Link to this section Summary

Functions

Callback implementation for Exception.exception/1

export/1 takes an instance of the module’s struct and exports it

message/1 is the standard Exception callback

new/1 creates an instance of the error module’s struct t

new!/1 calls new/1 and, if the result is {:ok, instance} returns the instance

update/2 takes an instance of the module’s struct and an optional opts

update!/2 calls update/2 and, if the result is {:ok, instance} returns the instance

Link to this section Types

Link to this type t() View Source
t() :: %Harnais.Error{
  __exception__: term(),
  export_config: term(),
  export_function: term(),
  location: term(),
  message: term(),
  message_config: term(),
  message_function: term(),
  reason: term(),
  type: term(),
  value: term(),
  value1: term(),
  value2: term()
}

Link to this section Functions

Callback implementation for Exception.exception/1.

Link to this function export(t) View Source
export(t()) :: {:ok, any()} | {:error, error()}

export/1 takes an instance of the module’s struct and exports it.

A custom arity one export function can be given in the field :export_function.

Otherwise the default export function is used which creates Keyword with one key (:error) whose value is a list, currently with only one entry which is itself a Keyword of the set fields in the error where the keys are the short form of the full field name (e.g. :m for :message)

If the export works, {:ok, export} is returned.

Examples

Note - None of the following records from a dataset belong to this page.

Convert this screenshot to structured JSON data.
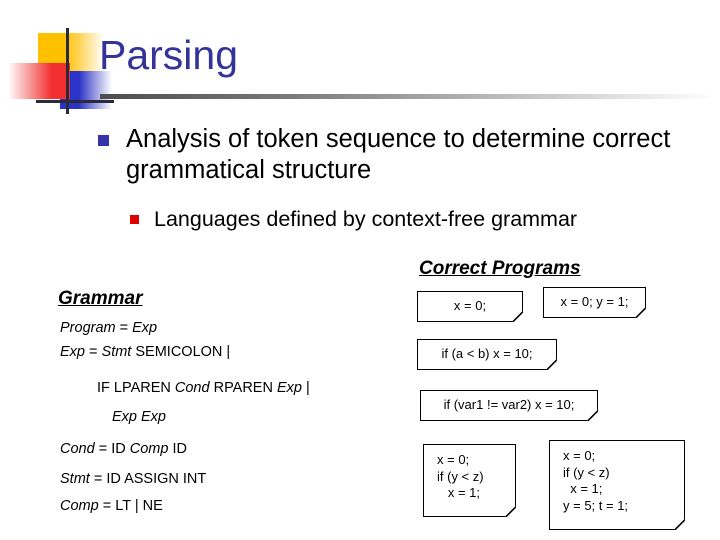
{
  "slide": {
    "title": "Parsing",
    "logo": {
      "yellow_swatch": "#FFC000",
      "red_swatch": "#F23030",
      "blue_swatch": "#2A32C8",
      "rule_color": "#4C4C4C"
    },
    "title_color": "#333399"
  },
  "bullets": {
    "level1": {
      "marker_color": "#3333AA",
      "text": "Analysis of token sequence to determine correct grammatical structure"
    },
    "level2": {
      "marker_color": "#E00000",
      "text": "Languages defined by context-free grammar"
    }
  },
  "grammar": {
    "heading": "Grammar",
    "rules": [
      {
        "indent": 0,
        "parts": [
          {
            "t": "Program",
            "italic": true
          },
          {
            "t": " = ",
            "italic": false
          },
          {
            "t": "Exp",
            "italic": true
          }
        ]
      },
      {
        "indent": 0,
        "parts": [
          {
            "t": "Exp",
            "italic": true
          },
          {
            "t": " = ",
            "italic": false
          },
          {
            "t": "Stmt",
            "italic": true
          },
          {
            "t": " SEMICOLON |",
            "italic": false
          }
        ]
      },
      {
        "indent": 1,
        "parts": [
          {
            "t": "IF LPAREN ",
            "italic": false
          },
          {
            "t": "Cond",
            "italic": true
          },
          {
            "t": " RPAREN ",
            "italic": false
          },
          {
            "t": "Exp",
            "italic": true
          },
          {
            "t": " |",
            "italic": false
          }
        ]
      },
      {
        "indent": 1,
        "parts": [
          {
            "t": "Exp Exp",
            "italic": true
          }
        ]
      },
      {
        "indent": 0,
        "parts": [
          {
            "t": "Cond",
            "italic": true
          },
          {
            "t": " = ID ",
            "italic": false
          },
          {
            "t": "Comp",
            "italic": true
          },
          {
            "t": " ID",
            "italic": false
          }
        ]
      },
      {
        "indent": 0,
        "parts": [
          {
            "t": "Stmt",
            "italic": true
          },
          {
            "t": " = ID ASSIGN INT",
            "italic": false
          }
        ]
      },
      {
        "indent": 0,
        "parts": [
          {
            "t": "Comp",
            "italic": true
          },
          {
            "t": " = LT  |  NE",
            "italic": false
          }
        ]
      }
    ]
  },
  "correct_programs": {
    "heading": "Correct Programs",
    "samples": [
      {
        "code": "x = 0;"
      },
      {
        "code": "x = 0; y = 1;"
      },
      {
        "code": "if (a < b) x = 10;"
      },
      {
        "code": "if (var1 != var2) x = 10;"
      },
      {
        "code": "x = 0;\nif (y < z)\n   x = 1;"
      },
      {
        "code": "x = 0;\nif (y < z)\n  x = 1;\ny = 5; t = 1;"
      }
    ]
  }
}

iex> {:ok, error} = [message: "something broke", type: :arg, value: 42] |> new
...> error |> export
{:ok, [error: [[m: "something broke", t: :arg, v: 42]]]}

iex> export_fun = fn error -> {:ok, error.value} end
...> {:ok, error} = [export_function: export_fun, message: "something broke", type: :arg, value: 42] |> new
...> error |> export
{:ok, 42}
Link to this function message(exception) View Source
message(t()) :: String.t()

message/1 is the standard Exception callback.

Link to this function new(opts \\ []) View Source
new(any()) :: {:ok, t()} | {:error, error()}

new/1 creates an instance of the error module’s struct t.

If the opts are not empty, it calls update/2 with t and the opts.

Either {:ok, t} or {:error, error} is returned where error is an exception generated during the creation.

Examples

iex> {:ok, t} = new()
...> match?(%Harnais.Error{}, t)
true

iex> {:ok, t} = new(m: "failed again", r: :usual_cause, v: 42)
...> t |> Exception.message
"failed again, reason=:usual_cause, got: 42"
Link to this function new!(opts \\ []) View Source
new!(any()) :: t() | no_return()

new!/1 calls new/1 and, if the result is {:ok, instance} returns the instance.

Link to this function update(t, opts \\ []) View Source
update(t(), opts()) :: {:ok, t()} | {:error, error()}

update/2 takes an instance of the module’s struct and an optional opts.

The opts are normalised by calling the module’s update_canonical_opts/1 and then reduced with update_field/2:

opts |> Enum.reduce(instance, fn {k,v}, s -> s |> update_field({k,v}) end)

{:ok, instance} is returned.

Link to this function update!(t, opts \\ []) View Source
update!(t(), any()) :: t() | no_return()

update!/2 calls update/2 and, if the result is {:ok, instance} returns the instance.